++++ DATA FOR ANALYSIS ++++

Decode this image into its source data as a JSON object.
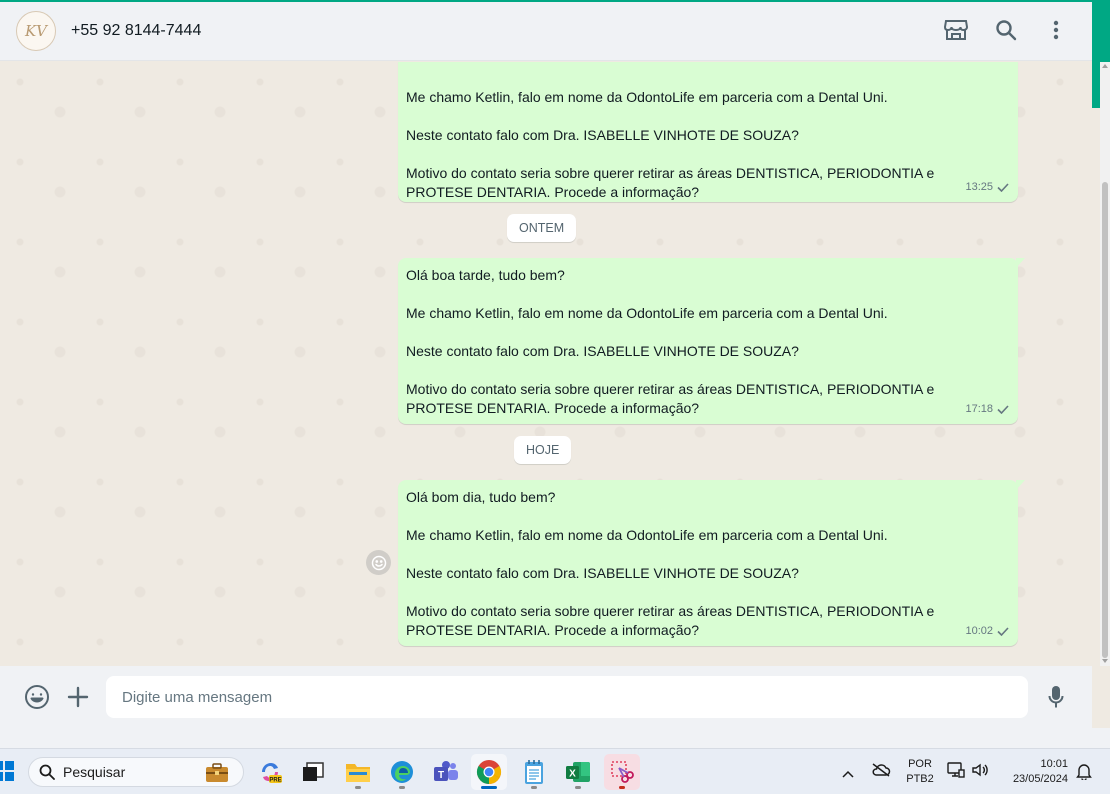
{
  "header": {
    "avatar_initials": "KV",
    "contact_name": "+55 92 8144-7444",
    "icons": [
      "store-icon",
      "search-icon",
      "menu-dots-icon"
    ]
  },
  "chat": {
    "messages": [
      {
        "lines": [
          "Me chamo Ketlin, falo em nome da OdontoLife em parceria com a Dental Uni.",
          "Neste contato falo com Dra. ISABELLE VINHOTE DE SOUZA?",
          "Motivo do contato seria sobre querer retirar as áreas DENTISTICA, PERIODONTIA e PROTESE DENTARIA. Procede a informação?"
        ],
        "time": "13:25"
      },
      {
        "lines": [
          "Olá boa tarde, tudo bem?",
          "Me chamo Ketlin, falo em nome da OdontoLife em parceria com a Dental Uni.",
          "Neste contato falo com Dra. ISABELLE VINHOTE DE SOUZA?",
          "Motivo do contato seria sobre querer retirar as áreas DENTISTICA, PERIODONTIA e PROTESE DENTARIA. Procede a informação?"
        ],
        "time": "17:18"
      },
      {
        "lines": [
          "Olá bom dia, tudo bem?",
          "Me chamo Ketlin, falo em nome da OdontoLife em parceria com a Dental Uni.",
          "Neste contato falo com Dra. ISABELLE VINHOTE DE SOUZA?",
          "Motivo do contato seria sobre querer retirar as áreas DENTISTICA, PERIODONTIA e PROTESE DENTARIA. Procede a informação?"
        ],
        "time": "10:02"
      }
    ],
    "date_separators": [
      "ONTEM",
      "HOJE"
    ]
  },
  "composer": {
    "placeholder": "Digite uma mensagem"
  },
  "taskbar": {
    "search_label": "Pesquisar",
    "language_top": "POR",
    "language_bottom": "PTB2",
    "time": "10:01",
    "date": "23/05/2024"
  },
  "colors": {
    "accent": "#00a884",
    "outgoing_bubble": "#d9fdd3",
    "chat_background": "#efeae2",
    "header_background": "#f0f2f5"
  }
}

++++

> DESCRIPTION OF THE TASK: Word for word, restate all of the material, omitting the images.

> WORKED SOLUTION:
Decode this image into its source data as a JSON object.
{
  "header": {
    "avatar_initials": "KV",
    "contact_name": "+55 92 8144-7444",
    "icons": [
      "store-icon",
      "search-icon",
      "menu-dots-icon"
    ]
  },
  "chat": {
    "messages": [
      {
        "lines": [
          "Me chamo Ketlin, falo em nome da OdontoLife em parceria com a Dental Uni.",
          "Neste contato falo com Dra. ISABELLE VINHOTE DE SOUZA?",
          "Motivo do contato seria sobre querer retirar as áreas DENTISTICA, PERIODONTIA e PROTESE DENTARIA. Procede a informação?"
        ],
        "time": "13:25"
      },
      {
        "lines": [
          "Olá boa tarde, tudo bem?",
          "Me chamo Ketlin, falo em nome da OdontoLife em parceria com a Dental Uni.",
          "Neste contato falo com Dra. ISABELLE VINHOTE DE SOUZA?",
          "Motivo do contato seria sobre querer retirar as áreas DENTISTICA, PERIODONTIA e PROTESE DENTARIA. Procede a informação?"
        ],
        "time": "17:18"
      },
      {
        "lines": [
          "Olá bom dia, tudo bem?",
          "Me chamo Ketlin, falo em nome da OdontoLife em parceria com a Dental Uni.",
          "Neste contato falo com Dra. ISABELLE VINHOTE DE SOUZA?",
          "Motivo do contato seria sobre querer retirar as áreas DENTISTICA, PERIODONTIA e PROTESE DENTARIA. Procede a informação?"
        ],
        "time": "10:02"
      }
    ],
    "date_separators": [
      "ONTEM",
      "HOJE"
    ]
  },
  "composer": {
    "placeholder": "Digite uma mensagem"
  },
  "taskbar": {
    "search_label": "Pesquisar",
    "language_top": "POR",
    "language_bottom": "PTB2",
    "time": "10:01",
    "date": "23/05/2024"
  },
  "colors": {
    "accent": "#00a884",
    "outgoing_bubble": "#d9fdd3",
    "chat_background": "#efeae2",
    "header_background": "#f0f2f5"
  }
}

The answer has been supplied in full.